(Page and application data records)
##############################

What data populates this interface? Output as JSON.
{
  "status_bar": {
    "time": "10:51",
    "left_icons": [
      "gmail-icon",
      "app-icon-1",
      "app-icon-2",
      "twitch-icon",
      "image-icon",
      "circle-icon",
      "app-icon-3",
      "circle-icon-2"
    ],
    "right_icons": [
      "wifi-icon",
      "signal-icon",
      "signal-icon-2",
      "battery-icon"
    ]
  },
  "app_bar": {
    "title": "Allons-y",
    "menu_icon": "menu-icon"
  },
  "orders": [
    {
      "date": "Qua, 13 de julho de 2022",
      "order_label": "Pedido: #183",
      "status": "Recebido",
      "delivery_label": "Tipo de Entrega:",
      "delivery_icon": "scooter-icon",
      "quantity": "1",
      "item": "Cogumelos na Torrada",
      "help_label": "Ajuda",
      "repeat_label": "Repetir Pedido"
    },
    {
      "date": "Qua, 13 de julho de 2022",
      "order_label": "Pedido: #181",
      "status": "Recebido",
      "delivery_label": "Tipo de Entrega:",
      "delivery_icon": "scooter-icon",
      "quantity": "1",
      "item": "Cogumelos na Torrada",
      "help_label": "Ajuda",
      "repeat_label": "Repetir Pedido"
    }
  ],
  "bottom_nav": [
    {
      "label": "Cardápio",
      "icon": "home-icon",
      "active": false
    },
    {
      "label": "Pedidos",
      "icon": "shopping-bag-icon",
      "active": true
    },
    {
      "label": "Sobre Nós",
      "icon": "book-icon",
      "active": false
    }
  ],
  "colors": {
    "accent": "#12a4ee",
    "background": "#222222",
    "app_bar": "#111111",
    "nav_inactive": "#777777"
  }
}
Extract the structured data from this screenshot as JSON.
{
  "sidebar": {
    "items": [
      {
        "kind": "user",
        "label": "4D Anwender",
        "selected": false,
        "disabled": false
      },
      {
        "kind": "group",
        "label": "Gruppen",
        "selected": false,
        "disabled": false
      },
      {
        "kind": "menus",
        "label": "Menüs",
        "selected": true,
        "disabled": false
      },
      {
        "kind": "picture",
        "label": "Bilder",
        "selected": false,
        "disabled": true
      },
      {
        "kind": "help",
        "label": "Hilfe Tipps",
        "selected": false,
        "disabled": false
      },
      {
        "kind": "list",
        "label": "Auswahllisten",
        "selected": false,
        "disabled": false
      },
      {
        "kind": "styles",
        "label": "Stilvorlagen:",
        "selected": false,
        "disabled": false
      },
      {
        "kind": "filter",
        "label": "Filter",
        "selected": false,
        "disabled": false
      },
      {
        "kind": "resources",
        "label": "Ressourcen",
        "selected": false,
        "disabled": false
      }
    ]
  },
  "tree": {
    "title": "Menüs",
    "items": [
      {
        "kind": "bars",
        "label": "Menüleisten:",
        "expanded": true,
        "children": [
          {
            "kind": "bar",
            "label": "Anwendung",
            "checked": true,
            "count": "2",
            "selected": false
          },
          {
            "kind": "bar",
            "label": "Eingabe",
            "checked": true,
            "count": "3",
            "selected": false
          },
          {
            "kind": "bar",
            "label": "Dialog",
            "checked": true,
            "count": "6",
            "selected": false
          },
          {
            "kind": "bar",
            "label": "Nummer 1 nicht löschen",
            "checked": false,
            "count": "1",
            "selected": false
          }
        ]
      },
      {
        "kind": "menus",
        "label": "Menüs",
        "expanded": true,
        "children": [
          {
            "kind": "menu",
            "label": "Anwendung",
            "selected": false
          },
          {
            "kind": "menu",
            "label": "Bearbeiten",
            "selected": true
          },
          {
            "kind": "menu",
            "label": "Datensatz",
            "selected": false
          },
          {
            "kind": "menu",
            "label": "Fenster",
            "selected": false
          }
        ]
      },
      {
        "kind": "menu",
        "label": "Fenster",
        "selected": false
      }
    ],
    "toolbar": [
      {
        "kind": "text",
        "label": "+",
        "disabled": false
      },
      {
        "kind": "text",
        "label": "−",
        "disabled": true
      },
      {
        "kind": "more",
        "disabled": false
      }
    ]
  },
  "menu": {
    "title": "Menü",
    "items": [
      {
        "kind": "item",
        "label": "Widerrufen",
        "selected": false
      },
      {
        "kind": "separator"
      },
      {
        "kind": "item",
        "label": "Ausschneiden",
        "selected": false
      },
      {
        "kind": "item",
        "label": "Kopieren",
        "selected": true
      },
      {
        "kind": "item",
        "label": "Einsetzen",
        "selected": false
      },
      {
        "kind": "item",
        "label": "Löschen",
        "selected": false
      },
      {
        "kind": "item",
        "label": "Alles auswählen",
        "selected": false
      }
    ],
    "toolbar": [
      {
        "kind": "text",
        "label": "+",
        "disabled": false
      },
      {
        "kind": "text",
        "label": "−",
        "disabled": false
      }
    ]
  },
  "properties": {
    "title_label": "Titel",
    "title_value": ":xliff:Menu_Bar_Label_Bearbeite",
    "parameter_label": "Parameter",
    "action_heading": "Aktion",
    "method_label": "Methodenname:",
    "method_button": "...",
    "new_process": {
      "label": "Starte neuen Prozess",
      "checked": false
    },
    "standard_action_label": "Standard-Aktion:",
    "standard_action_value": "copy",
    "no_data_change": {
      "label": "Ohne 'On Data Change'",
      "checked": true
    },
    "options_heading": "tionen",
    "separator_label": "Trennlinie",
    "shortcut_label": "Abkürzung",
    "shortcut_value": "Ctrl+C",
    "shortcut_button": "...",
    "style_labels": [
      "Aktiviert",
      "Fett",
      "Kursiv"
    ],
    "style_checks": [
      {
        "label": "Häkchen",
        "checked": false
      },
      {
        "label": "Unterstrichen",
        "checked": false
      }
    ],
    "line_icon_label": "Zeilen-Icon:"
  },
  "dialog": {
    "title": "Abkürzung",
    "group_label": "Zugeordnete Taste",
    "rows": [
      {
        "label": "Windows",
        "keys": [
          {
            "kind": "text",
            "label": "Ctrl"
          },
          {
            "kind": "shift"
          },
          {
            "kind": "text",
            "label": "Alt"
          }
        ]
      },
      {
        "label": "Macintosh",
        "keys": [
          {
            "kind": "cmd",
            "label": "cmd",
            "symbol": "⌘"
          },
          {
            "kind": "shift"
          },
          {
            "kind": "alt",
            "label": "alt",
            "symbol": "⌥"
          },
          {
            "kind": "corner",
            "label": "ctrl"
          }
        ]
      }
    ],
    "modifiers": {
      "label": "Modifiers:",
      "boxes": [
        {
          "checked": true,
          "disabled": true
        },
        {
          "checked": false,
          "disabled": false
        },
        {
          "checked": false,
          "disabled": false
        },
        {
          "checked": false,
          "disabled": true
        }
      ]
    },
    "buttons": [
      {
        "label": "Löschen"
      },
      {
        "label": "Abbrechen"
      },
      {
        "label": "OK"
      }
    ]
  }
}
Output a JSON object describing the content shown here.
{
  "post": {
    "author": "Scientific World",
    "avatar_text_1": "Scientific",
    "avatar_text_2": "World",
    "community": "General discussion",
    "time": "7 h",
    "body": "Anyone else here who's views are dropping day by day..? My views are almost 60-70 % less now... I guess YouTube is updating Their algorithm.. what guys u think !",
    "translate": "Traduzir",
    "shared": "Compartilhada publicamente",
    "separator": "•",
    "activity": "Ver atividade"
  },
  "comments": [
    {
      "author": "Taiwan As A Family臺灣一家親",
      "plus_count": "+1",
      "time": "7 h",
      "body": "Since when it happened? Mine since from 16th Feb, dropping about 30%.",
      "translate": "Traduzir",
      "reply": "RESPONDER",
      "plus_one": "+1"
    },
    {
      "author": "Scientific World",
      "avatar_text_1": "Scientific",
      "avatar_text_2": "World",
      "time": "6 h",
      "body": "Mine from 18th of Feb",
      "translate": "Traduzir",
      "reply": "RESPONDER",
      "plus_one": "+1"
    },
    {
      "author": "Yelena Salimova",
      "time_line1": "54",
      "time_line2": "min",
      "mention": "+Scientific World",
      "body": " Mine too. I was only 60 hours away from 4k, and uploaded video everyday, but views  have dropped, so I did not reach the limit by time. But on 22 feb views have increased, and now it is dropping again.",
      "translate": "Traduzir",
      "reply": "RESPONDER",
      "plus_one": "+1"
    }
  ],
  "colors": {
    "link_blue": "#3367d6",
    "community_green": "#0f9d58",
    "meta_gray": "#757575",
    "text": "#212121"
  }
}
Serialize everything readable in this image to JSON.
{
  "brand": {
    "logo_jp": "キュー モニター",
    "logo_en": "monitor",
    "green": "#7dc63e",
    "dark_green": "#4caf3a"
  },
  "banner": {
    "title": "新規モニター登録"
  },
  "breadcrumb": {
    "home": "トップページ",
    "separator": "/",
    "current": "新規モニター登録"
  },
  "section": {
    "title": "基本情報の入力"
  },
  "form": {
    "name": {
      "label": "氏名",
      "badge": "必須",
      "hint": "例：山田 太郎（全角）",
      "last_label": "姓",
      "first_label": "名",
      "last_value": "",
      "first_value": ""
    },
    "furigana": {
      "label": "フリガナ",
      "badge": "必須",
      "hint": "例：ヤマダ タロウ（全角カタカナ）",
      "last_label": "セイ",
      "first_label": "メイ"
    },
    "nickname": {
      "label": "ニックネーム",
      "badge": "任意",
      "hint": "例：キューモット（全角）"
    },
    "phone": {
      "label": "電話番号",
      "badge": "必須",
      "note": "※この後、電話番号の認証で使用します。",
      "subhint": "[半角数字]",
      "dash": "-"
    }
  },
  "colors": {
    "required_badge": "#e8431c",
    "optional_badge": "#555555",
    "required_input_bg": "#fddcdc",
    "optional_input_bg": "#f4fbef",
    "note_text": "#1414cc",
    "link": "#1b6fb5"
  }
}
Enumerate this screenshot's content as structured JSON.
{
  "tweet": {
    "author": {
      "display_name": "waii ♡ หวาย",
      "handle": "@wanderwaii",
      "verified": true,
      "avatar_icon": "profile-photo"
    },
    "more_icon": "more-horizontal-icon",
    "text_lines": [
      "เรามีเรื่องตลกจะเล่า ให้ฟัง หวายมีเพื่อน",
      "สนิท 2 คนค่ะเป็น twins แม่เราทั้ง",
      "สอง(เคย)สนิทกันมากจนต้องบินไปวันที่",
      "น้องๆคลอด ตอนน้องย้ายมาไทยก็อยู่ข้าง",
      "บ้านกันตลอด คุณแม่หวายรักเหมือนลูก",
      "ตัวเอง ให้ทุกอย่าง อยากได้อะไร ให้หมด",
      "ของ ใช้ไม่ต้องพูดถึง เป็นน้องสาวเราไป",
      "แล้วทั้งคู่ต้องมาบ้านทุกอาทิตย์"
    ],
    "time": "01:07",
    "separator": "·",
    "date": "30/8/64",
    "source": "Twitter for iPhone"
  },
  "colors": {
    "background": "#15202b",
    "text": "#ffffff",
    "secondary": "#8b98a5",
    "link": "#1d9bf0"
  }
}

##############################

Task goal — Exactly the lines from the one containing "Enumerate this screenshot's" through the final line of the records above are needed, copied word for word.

Result of the task —
Enumerate this screenshot's content as structured JSON.
{
  "tweet": {
    "author": {
      "display_name": "waii ♡ หวาย",
      "handle": "@wanderwaii",
      "verified": true,
      "avatar_icon": "profile-photo"
    },
    "more_icon": "more-horizontal-icon",
    "text_lines": [
      "เรามีเรื่องตลกจะเล่า ให้ฟัง หวายมีเพื่อน",
      "สนิท 2 คนค่ะเป็น twins แม่เราทั้ง",
      "สอง(เคย)สนิทกันมากจนต้องบินไปวันที่",
      "น้องๆคลอด ตอนน้องย้ายมาไทยก็อยู่ข้าง",
      "บ้านกันตลอด คุณแม่หวายรักเหมือนลูก",
      "ตัวเอง ให้ทุกอย่าง อยากได้อะไร ให้หมด",
      "ของ ใช้ไม่ต้องพูดถึง เป็นน้องสาวเราไป",
      "แล้วทั้งคู่ต้องมาบ้านทุกอาทิตย์"
    ],
    "time": "01:07",
    "separator": "·",
    "date": "30/8/64",
    "source": "Twitter for iPhone"
  },
  "colors": {
    "background": "#15202b",
    "text": "#ffffff",
    "secondary": "#8b98a5",
    "link": "#1d9bf0"
  }
}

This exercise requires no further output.